Materials provided –

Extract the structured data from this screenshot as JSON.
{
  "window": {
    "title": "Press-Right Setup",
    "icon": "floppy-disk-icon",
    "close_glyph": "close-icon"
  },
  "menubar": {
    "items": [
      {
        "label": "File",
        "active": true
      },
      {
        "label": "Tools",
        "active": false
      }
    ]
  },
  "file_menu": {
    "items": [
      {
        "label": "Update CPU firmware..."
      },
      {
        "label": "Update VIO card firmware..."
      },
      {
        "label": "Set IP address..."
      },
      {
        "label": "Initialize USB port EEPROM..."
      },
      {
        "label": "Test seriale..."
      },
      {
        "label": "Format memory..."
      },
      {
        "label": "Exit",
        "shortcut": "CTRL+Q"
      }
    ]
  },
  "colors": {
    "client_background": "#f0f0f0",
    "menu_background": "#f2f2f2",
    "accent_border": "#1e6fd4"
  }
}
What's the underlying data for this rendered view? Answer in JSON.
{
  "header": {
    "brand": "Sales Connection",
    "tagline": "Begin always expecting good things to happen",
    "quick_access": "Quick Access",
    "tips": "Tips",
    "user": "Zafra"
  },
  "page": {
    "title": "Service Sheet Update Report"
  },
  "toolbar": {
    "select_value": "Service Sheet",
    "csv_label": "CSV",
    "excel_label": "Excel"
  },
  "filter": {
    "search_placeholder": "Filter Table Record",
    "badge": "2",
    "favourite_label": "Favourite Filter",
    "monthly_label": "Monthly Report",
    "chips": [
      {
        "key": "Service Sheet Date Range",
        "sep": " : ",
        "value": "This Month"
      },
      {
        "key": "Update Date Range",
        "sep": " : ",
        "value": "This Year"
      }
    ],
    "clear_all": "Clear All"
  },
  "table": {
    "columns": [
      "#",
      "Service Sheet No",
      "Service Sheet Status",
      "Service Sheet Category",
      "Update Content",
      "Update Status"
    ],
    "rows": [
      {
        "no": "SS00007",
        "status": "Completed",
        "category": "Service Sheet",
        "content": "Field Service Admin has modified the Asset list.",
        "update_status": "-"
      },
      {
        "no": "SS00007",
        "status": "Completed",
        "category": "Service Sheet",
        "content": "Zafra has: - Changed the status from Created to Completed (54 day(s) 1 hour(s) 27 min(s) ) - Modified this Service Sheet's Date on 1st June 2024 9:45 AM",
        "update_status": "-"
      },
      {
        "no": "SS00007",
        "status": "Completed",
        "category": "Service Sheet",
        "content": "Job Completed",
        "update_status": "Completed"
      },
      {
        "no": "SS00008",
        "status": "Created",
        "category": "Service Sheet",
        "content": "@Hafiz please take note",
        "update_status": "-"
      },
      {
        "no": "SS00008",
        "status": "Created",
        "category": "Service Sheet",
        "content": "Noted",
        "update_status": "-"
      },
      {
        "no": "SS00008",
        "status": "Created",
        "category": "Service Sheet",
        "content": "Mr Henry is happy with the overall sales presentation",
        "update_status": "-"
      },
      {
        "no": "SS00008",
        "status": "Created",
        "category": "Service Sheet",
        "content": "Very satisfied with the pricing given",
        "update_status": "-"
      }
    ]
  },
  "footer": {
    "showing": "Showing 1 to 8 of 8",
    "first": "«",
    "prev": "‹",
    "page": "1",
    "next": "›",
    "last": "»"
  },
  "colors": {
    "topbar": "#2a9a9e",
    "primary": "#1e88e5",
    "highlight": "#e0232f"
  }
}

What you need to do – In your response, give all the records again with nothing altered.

Output of the task –
Extract the structured data from this screenshot as JSON.
{
  "window": {
    "title": "Press-Right Setup",
    "icon": "floppy-disk-icon",
    "close_glyph": "close-icon"
  },
  "menubar": {
    "items": [
      {
        "label": "File",
        "active": true
      },
      {
        "label": "Tools",
        "active": false
      }
    ]
  },
  "file_menu": {
    "items": [
      {
        "label": "Update CPU firmware..."
      },
      {
        "label": "Update VIO card firmware..."
      },
      {
        "label": "Set IP address..."
      },
      {
        "label": "Initialize USB port EEPROM..."
      },
      {
        "label": "Test seriale..."
      },
      {
        "label": "Format memory..."
      },
      {
        "label": "Exit",
        "shortcut": "CTRL+Q"
      }
    ]
  },
  "colors": {
    "client_background": "#f0f0f0",
    "menu_background": "#f2f2f2",
    "accent_border": "#1e6fd4"
  }
}
What's the underlying data for this rendered view? Answer in JSON.
{
  "header": {
    "brand": "Sales Connection",
    "tagline": "Begin always expecting good things to happen",
    "quick_access": "Quick Access",
    "tips": "Tips",
    "user": "Zafra"
  },
  "page": {
    "title": "Service Sheet Update Report"
  },
  "toolbar": {
    "select_value": "Service Sheet",
    "csv_label": "CSV",
    "excel_label": "Excel"
  },
  "filter": {
    "search_placeholder": "Filter Table Record",
    "badge": "2",
    "favourite_label": "Favourite Filter",
    "monthly_label": "Monthly Report",
    "chips": [
      {
        "key": "Service Sheet Date Range",
        "sep": " : ",
        "value": "This Month"
      },
      {
        "key": "Update Date Range",
        "sep": " : ",
        "value": "This Year"
      }
    ],
    "clear_all": "Clear All"
  },
  "table": {
    "columns": [
      "#",
      "Service Sheet No",
      "Service Sheet Status",
      "Service Sheet Category",
      "Update Content",
      "Update Status"
    ],
    "rows": [
      {
        "no": "SS00007",
        "status": "Completed",
        "category": "Service Sheet",
        "content": "Field Service Admin has modified the Asset list.",
        "update_status": "-"
      },
      {
        "no": "SS00007",
        "status": "Completed",
        "category": "Service Sheet",
        "content": "Zafra has: - Changed the status from Created to Completed (54 day(s) 1 hour(s) 27 min(s) ) - Modified this Service Sheet's Date on 1st June 2024 9:45 AM",
        "update_status": "-"
      },
      {
        "no": "SS00007",
        "status": "Completed",
        "category": "Service Sheet",
        "content": "Job Completed",
        "update_status": "Completed"
      },
      {
        "no": "SS00008",
        "status": "Created",
        "category": "Service Sheet",
        "content": "@Hafiz please take note",
        "update_status": "-"
      },
      {
        "no": "SS00008",
        "status": "Created",
        "category": "Service Sheet",
        "content": "Noted",
        "update_status": "-"
      },
      {
        "no": "SS00008",
        "status": "Created",
        "category": "Service Sheet",
        "content": "Mr Henry is happy with the overall sales presentation",
        "update_status": "-"
      },
      {
        "no": "SS00008",
        "status": "Created",
        "category": "Service Sheet",
        "content": "Very satisfied with the pricing given",
        "update_status": "-"
      }
    ]
  },
  "footer": {
    "showing": "Showing 1 to 8 of 8",
    "first": "«",
    "prev": "‹",
    "page": "1",
    "next": "›",
    "last": "»"
  },
  "colors": {
    "topbar": "#2a9a9e",
    "primary": "#1e88e5",
    "highlight": "#e0232f"
  }
}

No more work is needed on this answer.